## Task to carry out:
Please copy each line below that contains the word "Details".

[Interface dataset entries]
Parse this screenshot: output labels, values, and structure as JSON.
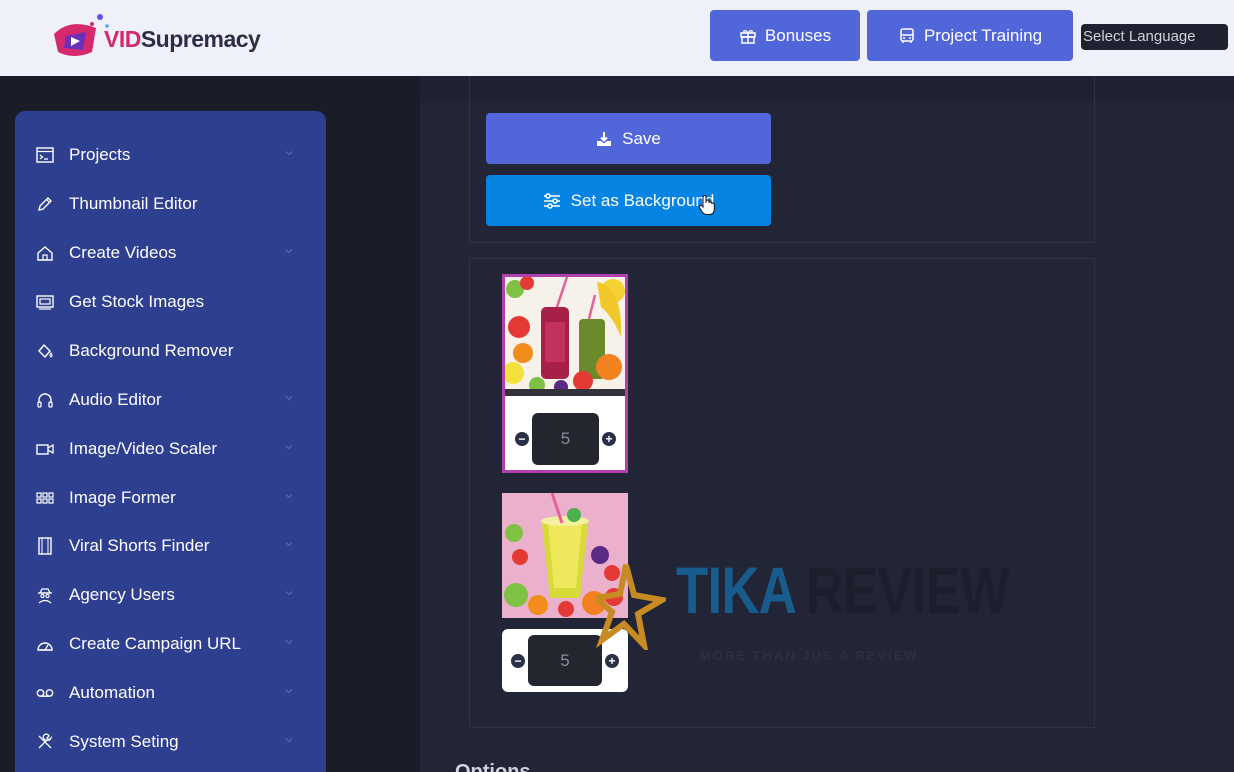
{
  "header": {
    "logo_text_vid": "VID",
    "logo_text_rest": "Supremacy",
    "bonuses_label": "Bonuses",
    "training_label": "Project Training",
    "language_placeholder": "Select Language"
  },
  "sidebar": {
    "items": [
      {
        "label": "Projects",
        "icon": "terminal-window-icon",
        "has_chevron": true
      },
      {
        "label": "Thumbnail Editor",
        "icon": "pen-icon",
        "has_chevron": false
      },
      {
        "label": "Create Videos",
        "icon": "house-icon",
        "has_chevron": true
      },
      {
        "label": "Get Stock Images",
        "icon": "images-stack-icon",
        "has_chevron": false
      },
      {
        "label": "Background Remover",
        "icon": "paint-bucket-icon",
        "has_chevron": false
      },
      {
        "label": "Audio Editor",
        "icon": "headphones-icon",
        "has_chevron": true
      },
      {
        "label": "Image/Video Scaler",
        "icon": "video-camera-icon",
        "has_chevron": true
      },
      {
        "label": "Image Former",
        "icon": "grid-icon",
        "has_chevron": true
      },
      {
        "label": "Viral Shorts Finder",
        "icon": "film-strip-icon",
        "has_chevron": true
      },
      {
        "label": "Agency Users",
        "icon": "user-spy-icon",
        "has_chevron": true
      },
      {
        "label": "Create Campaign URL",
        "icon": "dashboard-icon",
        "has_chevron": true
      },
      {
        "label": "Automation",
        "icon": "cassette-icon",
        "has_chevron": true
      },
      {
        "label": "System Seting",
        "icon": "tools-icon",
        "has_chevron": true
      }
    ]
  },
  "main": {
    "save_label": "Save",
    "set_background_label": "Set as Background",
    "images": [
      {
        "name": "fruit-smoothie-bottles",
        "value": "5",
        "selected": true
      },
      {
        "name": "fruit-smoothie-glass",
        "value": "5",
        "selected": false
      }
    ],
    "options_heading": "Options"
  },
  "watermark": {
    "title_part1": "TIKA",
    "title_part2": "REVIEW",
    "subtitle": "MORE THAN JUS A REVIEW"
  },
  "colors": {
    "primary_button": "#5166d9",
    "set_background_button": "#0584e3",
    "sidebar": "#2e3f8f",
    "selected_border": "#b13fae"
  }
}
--
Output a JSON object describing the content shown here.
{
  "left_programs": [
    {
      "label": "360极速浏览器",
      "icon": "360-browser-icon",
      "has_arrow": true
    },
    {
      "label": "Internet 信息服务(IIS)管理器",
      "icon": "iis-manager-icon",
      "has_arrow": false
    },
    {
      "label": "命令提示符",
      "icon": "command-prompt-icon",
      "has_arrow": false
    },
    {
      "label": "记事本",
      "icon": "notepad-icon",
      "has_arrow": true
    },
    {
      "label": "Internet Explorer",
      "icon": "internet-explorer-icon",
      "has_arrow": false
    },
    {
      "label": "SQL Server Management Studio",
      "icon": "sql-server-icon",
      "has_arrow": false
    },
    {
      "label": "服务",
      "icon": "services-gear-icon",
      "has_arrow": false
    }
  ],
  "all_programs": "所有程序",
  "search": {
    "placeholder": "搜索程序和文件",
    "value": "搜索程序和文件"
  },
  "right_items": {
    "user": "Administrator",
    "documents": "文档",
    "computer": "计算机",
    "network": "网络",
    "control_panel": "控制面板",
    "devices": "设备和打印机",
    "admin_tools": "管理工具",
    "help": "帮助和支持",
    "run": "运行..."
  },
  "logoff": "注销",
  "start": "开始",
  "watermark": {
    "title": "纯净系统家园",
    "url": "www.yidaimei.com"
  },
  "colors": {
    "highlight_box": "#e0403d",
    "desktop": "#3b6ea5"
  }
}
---
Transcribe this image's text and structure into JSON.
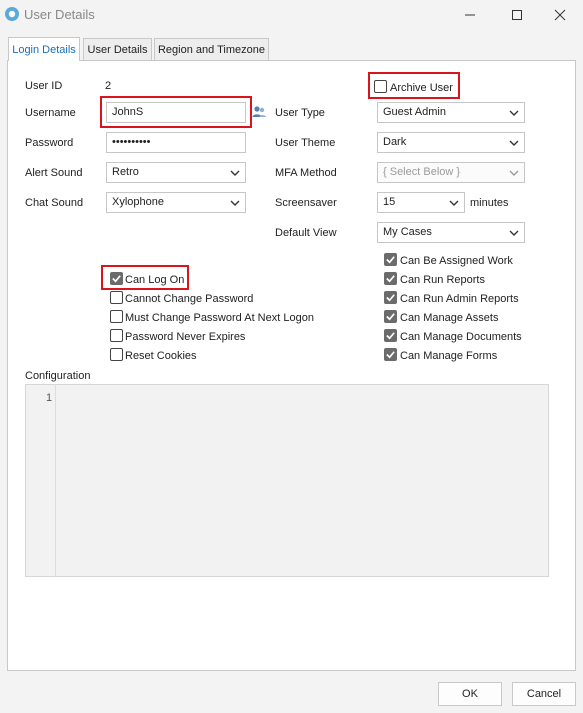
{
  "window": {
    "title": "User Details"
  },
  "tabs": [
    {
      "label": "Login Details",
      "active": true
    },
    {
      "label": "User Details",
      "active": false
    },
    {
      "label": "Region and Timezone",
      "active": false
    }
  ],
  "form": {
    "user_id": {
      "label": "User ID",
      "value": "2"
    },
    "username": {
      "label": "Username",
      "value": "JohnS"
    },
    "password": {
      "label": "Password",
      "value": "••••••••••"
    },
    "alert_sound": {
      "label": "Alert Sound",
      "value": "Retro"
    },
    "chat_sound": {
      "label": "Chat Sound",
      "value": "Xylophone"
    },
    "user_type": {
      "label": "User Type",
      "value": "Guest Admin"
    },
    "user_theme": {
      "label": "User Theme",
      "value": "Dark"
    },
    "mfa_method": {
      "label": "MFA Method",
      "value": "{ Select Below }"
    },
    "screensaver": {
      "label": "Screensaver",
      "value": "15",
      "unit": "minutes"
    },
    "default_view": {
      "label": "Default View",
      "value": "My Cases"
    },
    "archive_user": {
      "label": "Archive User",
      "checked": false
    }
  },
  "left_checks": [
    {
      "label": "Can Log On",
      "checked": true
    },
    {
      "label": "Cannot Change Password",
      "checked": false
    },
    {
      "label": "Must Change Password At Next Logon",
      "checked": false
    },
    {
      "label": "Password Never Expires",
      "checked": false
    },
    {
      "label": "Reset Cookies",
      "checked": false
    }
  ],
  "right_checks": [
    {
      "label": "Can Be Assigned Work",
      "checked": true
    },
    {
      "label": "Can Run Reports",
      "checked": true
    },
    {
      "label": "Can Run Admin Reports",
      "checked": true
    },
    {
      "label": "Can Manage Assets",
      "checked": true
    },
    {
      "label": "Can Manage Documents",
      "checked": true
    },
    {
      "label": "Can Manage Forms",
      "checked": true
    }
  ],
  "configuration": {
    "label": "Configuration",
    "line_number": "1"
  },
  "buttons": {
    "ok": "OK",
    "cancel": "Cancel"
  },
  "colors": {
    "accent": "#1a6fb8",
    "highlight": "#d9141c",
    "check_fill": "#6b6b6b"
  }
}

## Finished task:
    "title": "User Details"
      "label": "Login Details",
      "label": "User Details",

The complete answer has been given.